You will be asked to do a book reading and a book club on the same day, maybe in different cities, and, not wanting to disappoint anyone (debut authors will do everything we can to help readers connect with our books, so I guess, we’re whores…or is it just me?) you will agree to both and have to figure out how to make the travel work. You’ll want to get postcards, bookmarks, business cards, posters, mugs, T-shirts, book bags, and maybe even a cake with your beautiful book cover on it. You’ll want to send thank you cards and postcards to bookstores, book sellers, book clubs, libraries, your aunt who told everyone she knows about your book. You’ll have interview questions and guest blog posts and website updates and reader emails to keep up with. It’s a lot.
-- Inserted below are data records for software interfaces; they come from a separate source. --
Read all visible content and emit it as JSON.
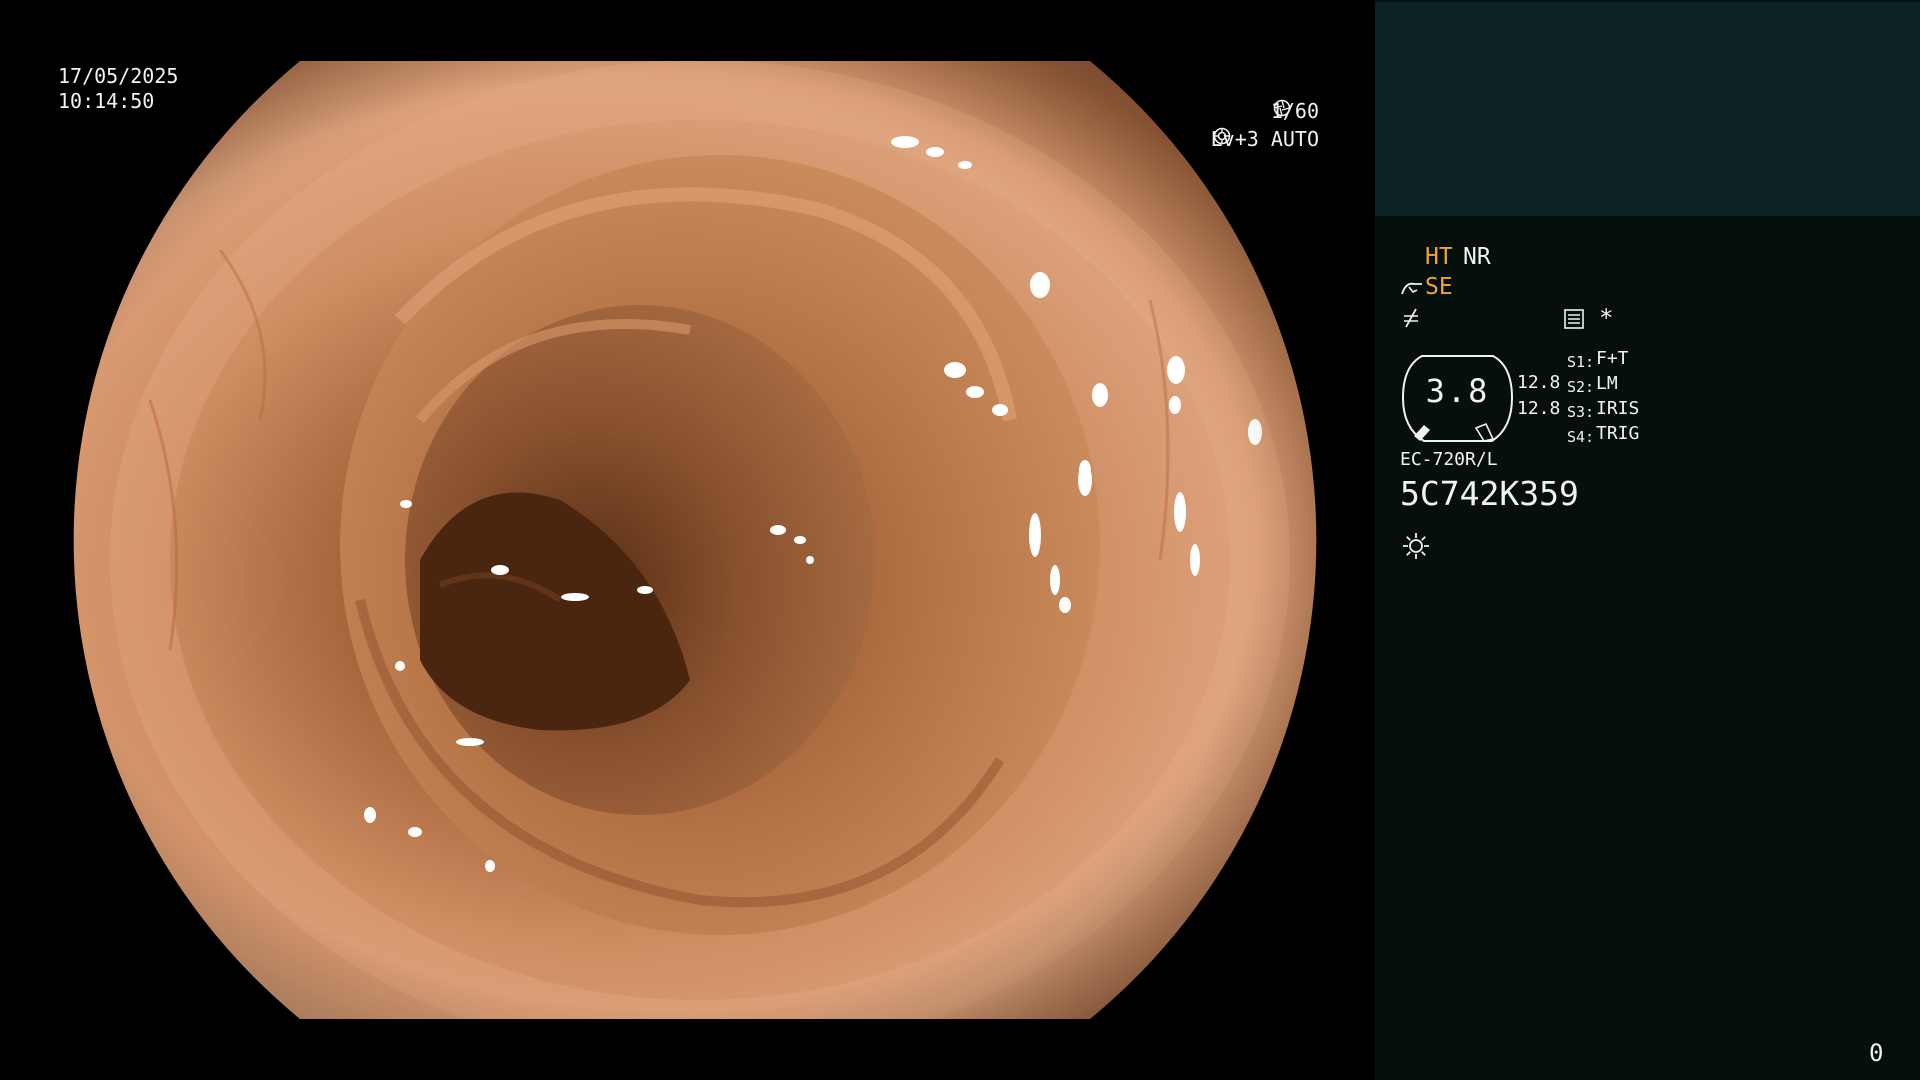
{
  "overlay": {
    "date": "17/05/2025",
    "time": "10:14:50",
    "shutter": "1/60",
    "shutter_icon": "shutter-icon",
    "level": "Lv+3",
    "exposure_mode": "AUTO",
    "exposure_icon": "auto-exposure-icon"
  },
  "panel": {
    "modes": {
      "ht": "HT",
      "nr": "NR",
      "se": "SE",
      "ht_color": "#f0a531",
      "se_color": "#f0a531"
    },
    "icons": {
      "scope": "scope-icon",
      "freeze": "freeze-icon",
      "record": "record-icon",
      "light": "light-source-icon"
    },
    "asterisk": "*",
    "gauge_value": "3.8",
    "value_1": "12.8",
    "value_2": "12.8",
    "switches": [
      {
        "key": "S1:",
        "value": "F+T"
      },
      {
        "key": "S2:",
        "value": "LM"
      },
      {
        "key": "S3:",
        "value": "IRIS"
      },
      {
        "key": "S4:",
        "value": "TRIG"
      }
    ],
    "scope_model": "EC-720R/L",
    "scope_serial": "5C742K359",
    "page_counter": "0"
  },
  "colors": {
    "panel_background": "#050f0d",
    "panel_header": "#0c2224",
    "accent": "#f0a531",
    "text": "#f2f2f2"
  }
}
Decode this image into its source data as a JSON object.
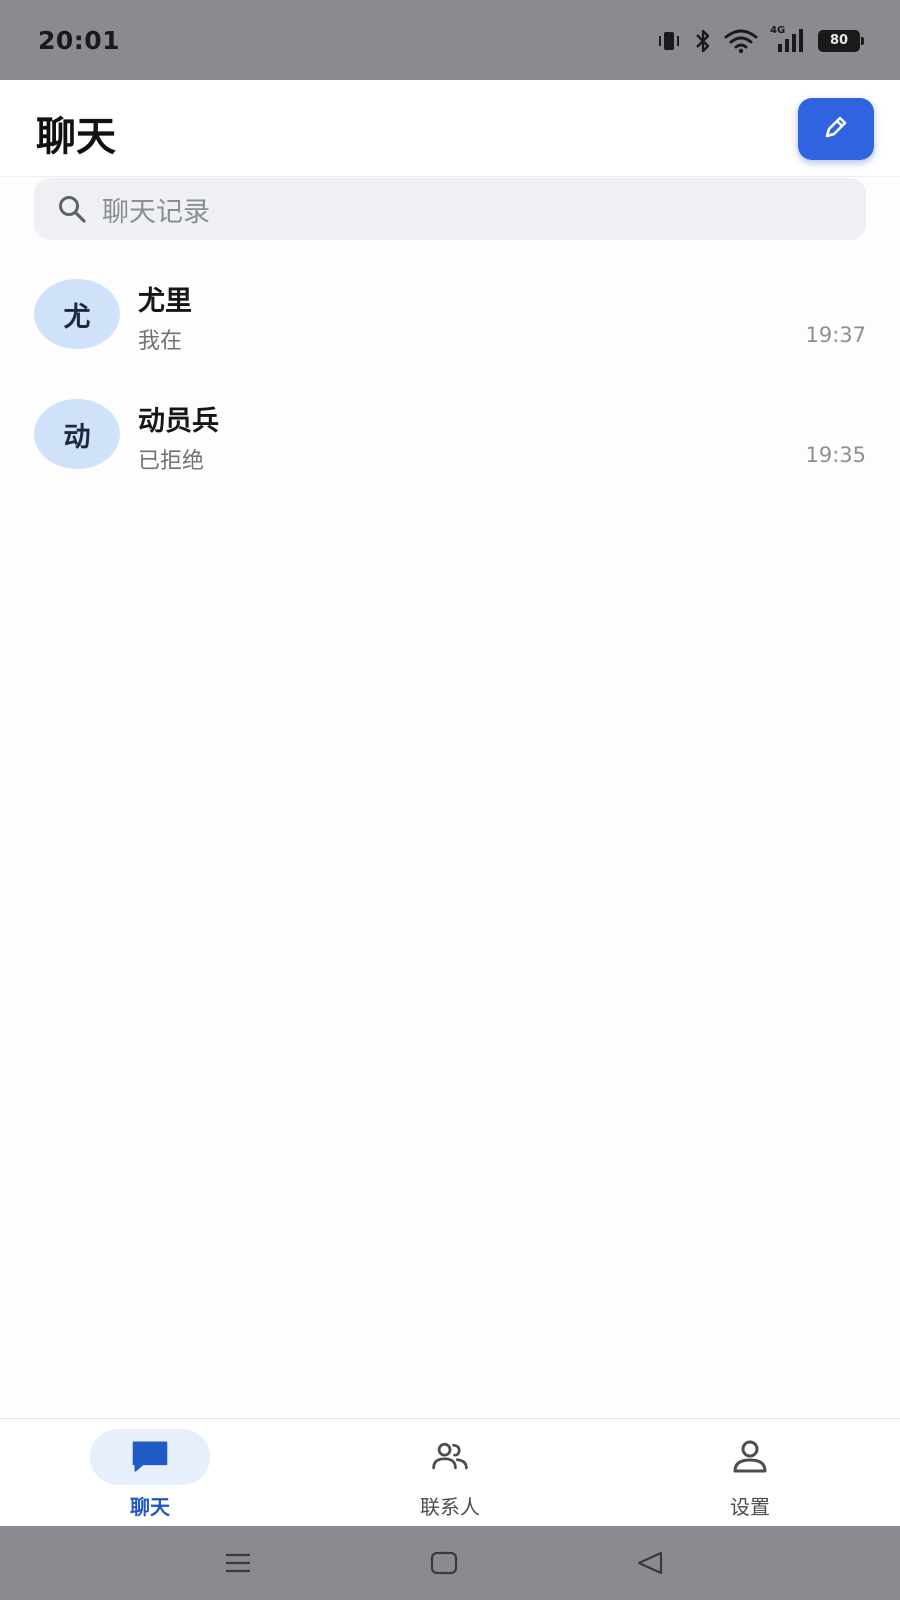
{
  "status_bar": {
    "time": "20:01",
    "battery": "80",
    "network": "4G",
    "icons": [
      "vibrate-icon",
      "bluetooth-icon",
      "wifi-icon",
      "signal-icon",
      "battery-icon"
    ]
  },
  "header": {
    "title": "聊天",
    "compose_icon": "pencil-icon",
    "accent_color": "#2f63e0"
  },
  "search": {
    "placeholder": "聊天记录",
    "icon": "search-icon"
  },
  "chats": [
    {
      "avatar": "尤",
      "name": "尤里",
      "preview": "我在",
      "time": "19:37"
    },
    {
      "avatar": "动",
      "name": "动员兵",
      "preview": "已拒绝",
      "time": "19:35"
    }
  ],
  "bottom_nav": {
    "items": [
      {
        "label": "聊天",
        "icon": "chat-bubble-icon",
        "active": true
      },
      {
        "label": "联系人",
        "icon": "contacts-icon",
        "active": false
      },
      {
        "label": "设置",
        "icon": "person-icon",
        "active": false
      }
    ],
    "active_color": "#2057c8"
  },
  "system_nav": {
    "icons": [
      "menu-icon",
      "home-icon",
      "back-icon"
    ]
  }
}
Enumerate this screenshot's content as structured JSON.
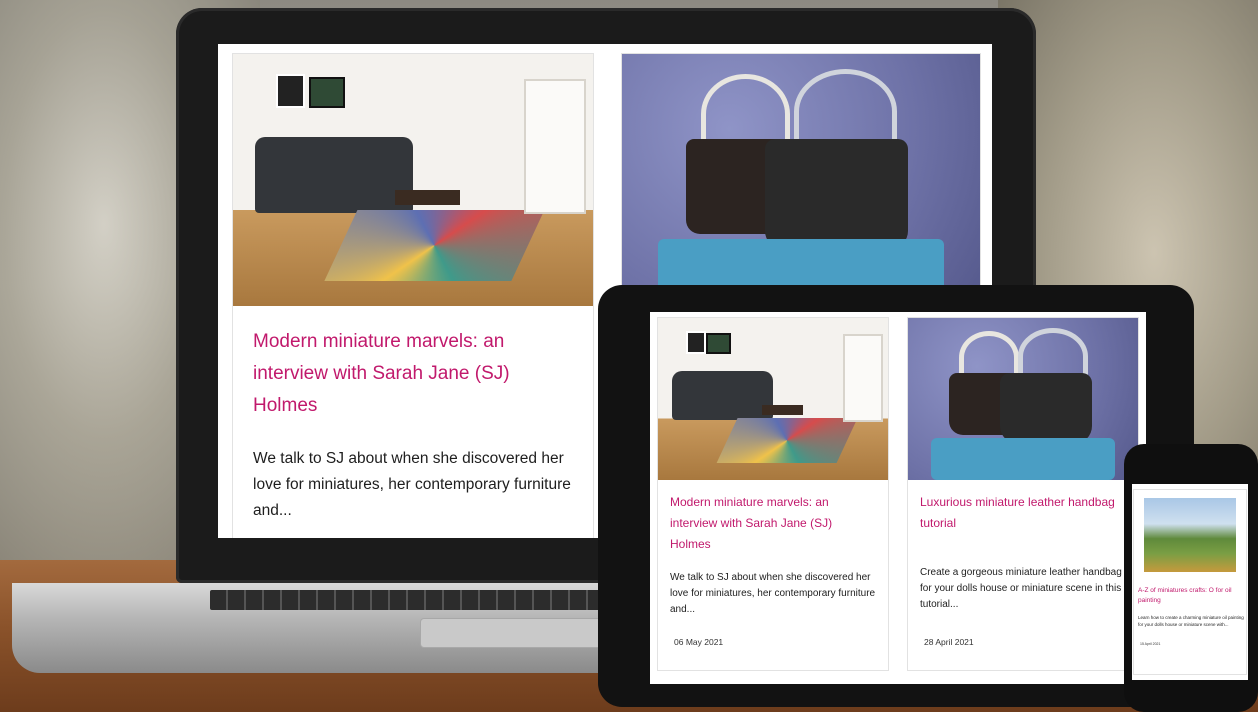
{
  "laptop": {
    "card1": {
      "title": "Modern miniature marvels: an interview with Sarah Jane (SJ) Holmes",
      "excerpt": "We talk to SJ about when she discovered her love for miniatures, her contemporary furniture and..."
    }
  },
  "tablet": {
    "card1": {
      "title": "Modern miniature marvels: an interview with Sarah Jane (SJ) Holmes",
      "excerpt": "We talk to SJ about when she discovered her love for miniatures, her contemporary furniture and...",
      "date": "06 May 2021"
    },
    "card2": {
      "title": "Luxurious miniature leather handbag tutorial",
      "excerpt": "Create a gorgeous miniature leather handbag for your dolls house or miniature scene in this tutorial...",
      "date": "28 April 2021"
    }
  },
  "phone": {
    "card1": {
      "title": "A-Z of miniatures crafts: O for oil painting",
      "excerpt": "Learn how to create a charming miniature oil painting for your dolls house or miniature scene with...",
      "date": "15 April 2021"
    }
  },
  "colors": {
    "title_accent": "#c1196c"
  }
}
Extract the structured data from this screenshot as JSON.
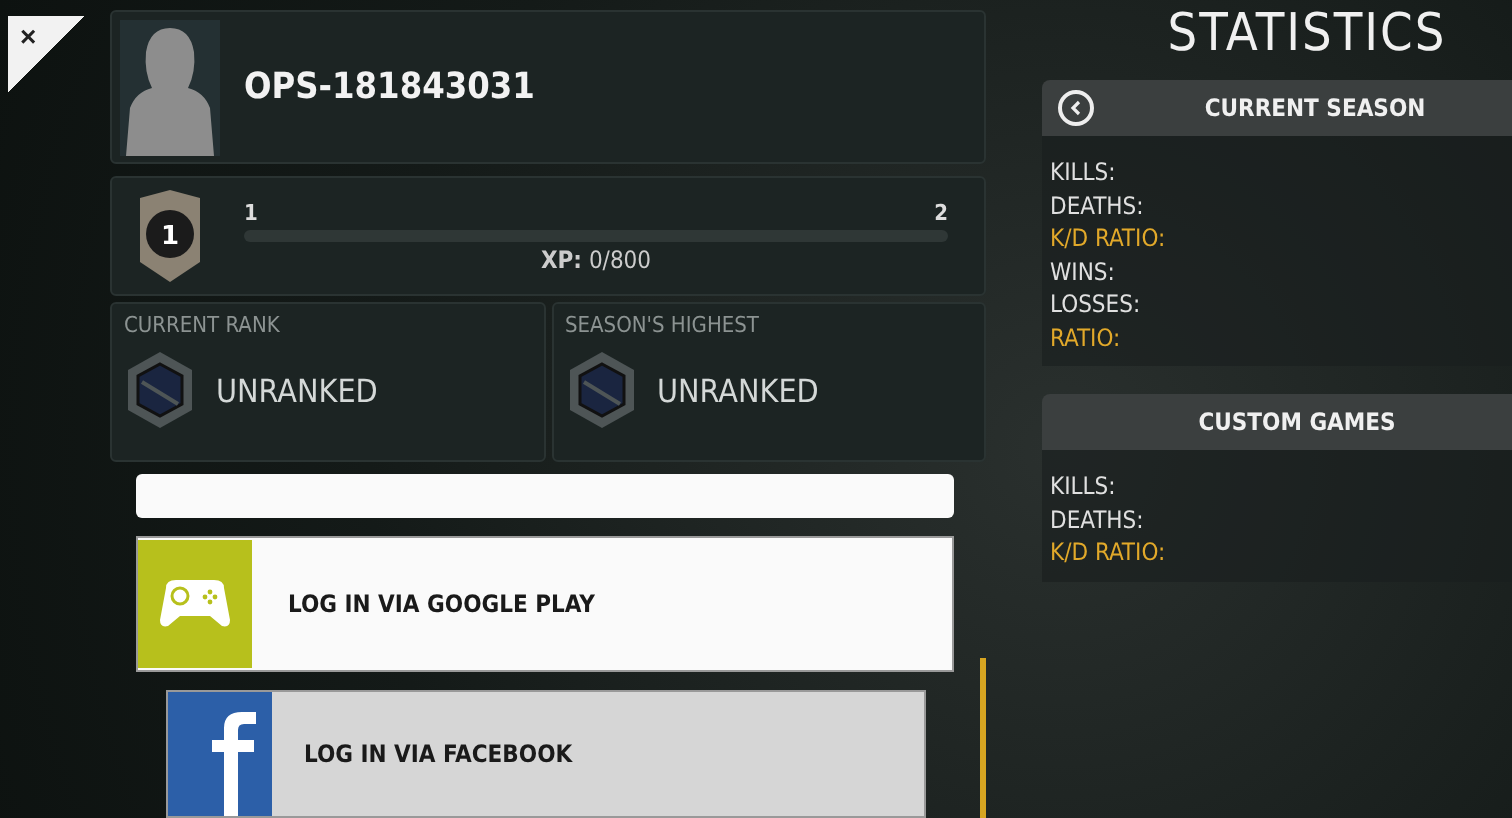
{
  "close_button": {
    "label": "×"
  },
  "profile": {
    "name": "OPS-181843031"
  },
  "level": {
    "badge": "1",
    "start": "1",
    "end": "2",
    "level": 0,
    "xp_label": "XP:",
    "xp_value": "0/800"
  },
  "ranks": [
    {
      "title": "CURRENT RANK",
      "rank": "UNRANKED"
    },
    {
      "title": "SEASON'S HIGHEST",
      "rank": "UNRANKED"
    }
  ],
  "login_buttons": [
    {
      "kind": "google",
      "label": "LOG IN VIA GOOGLE PLAY"
    },
    {
      "kind": "facebook",
      "label": "LOG IN VIA FACEBOOK"
    }
  ],
  "statistics": {
    "title": "STATISTICS",
    "sections": [
      {
        "title": "CURRENT SEASON",
        "back_button": true,
        "rows": [
          {
            "label": "KILLS:",
            "highlighted": false
          },
          {
            "label": "DEATHS:",
            "highlighted": false
          },
          {
            "label": "K/D RATIO:",
            "highlighted": true
          },
          {
            "label": "WINS:",
            "highlighted": false
          },
          {
            "label": "LOSSES:",
            "highlighted": false
          },
          {
            "label": "RATIO:",
            "highlighted": true
          }
        ]
      },
      {
        "title": "CUSTOM GAMES",
        "back_button": false,
        "rows": [
          {
            "label": "KILLS:",
            "highlighted": false
          },
          {
            "label": "DEATHS:",
            "highlighted": false
          },
          {
            "label": "K/D RATIO:",
            "highlighted": true
          }
        ]
      }
    ]
  }
}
I’m naturally a pretty organized and efficient person, but I was overwhelmed with all the administrative details pretty quickly. Luckily, I had done payroll for an Excel genius and learned some of his tricks for spreadsheets. I managed travel and a ridiculously busy calendar for the CEO/president of a fancy-pants mortgage brokerage firm in Palo Alto, which made me better equipped to handle my suddenly very busy schedule. I've had more than a half-dozen office jobs over the years and all the organizational tools I picked up, I used. Anything that can help you gain some control over the chaotic first few months after your pub date will go a long way in preventing mistakes or missed opportunities and maintaining your sanity.
Even if you had deadlines before you sold your book, publishing deadlines are different. It’s not just your agent or your critique group you let down if you fail to deliver, not just your editor, but a whole team of people who get paid to make your book baby a product. Waiting. Talk about pressure.
If you’re writing articles for magazines or journals or any type of professional writing they don’t care if you’re feeling creatively blocked. These are businesses. You must produce the commodity they hired you to create by the date you agreed upon, and if you don’t, they won’t ask you to write for them again. Experience with this kind of high-stakes writing deadlines helped me cope with looming publishing deadlines, and made me a little better at writing under pressure. If you can think of your book deadlines as another piece of regular work, it might help curb your nerves.
Despite my frequent frustration by the jobs that were not part of my ultimate career goals, I’m thankful for each position I’ve worked as each of them taught me something valuable, even the jobs that mainly taught me I didn’t want to do that job anymore because that often fueled my writing drive. Nothing is wasted, as they say, and if you’re like me, you’ll need all the help you can get from any applicable skill as you launch your author career.
What have you learned in a “day job” that has helped (or could help) your publishing process?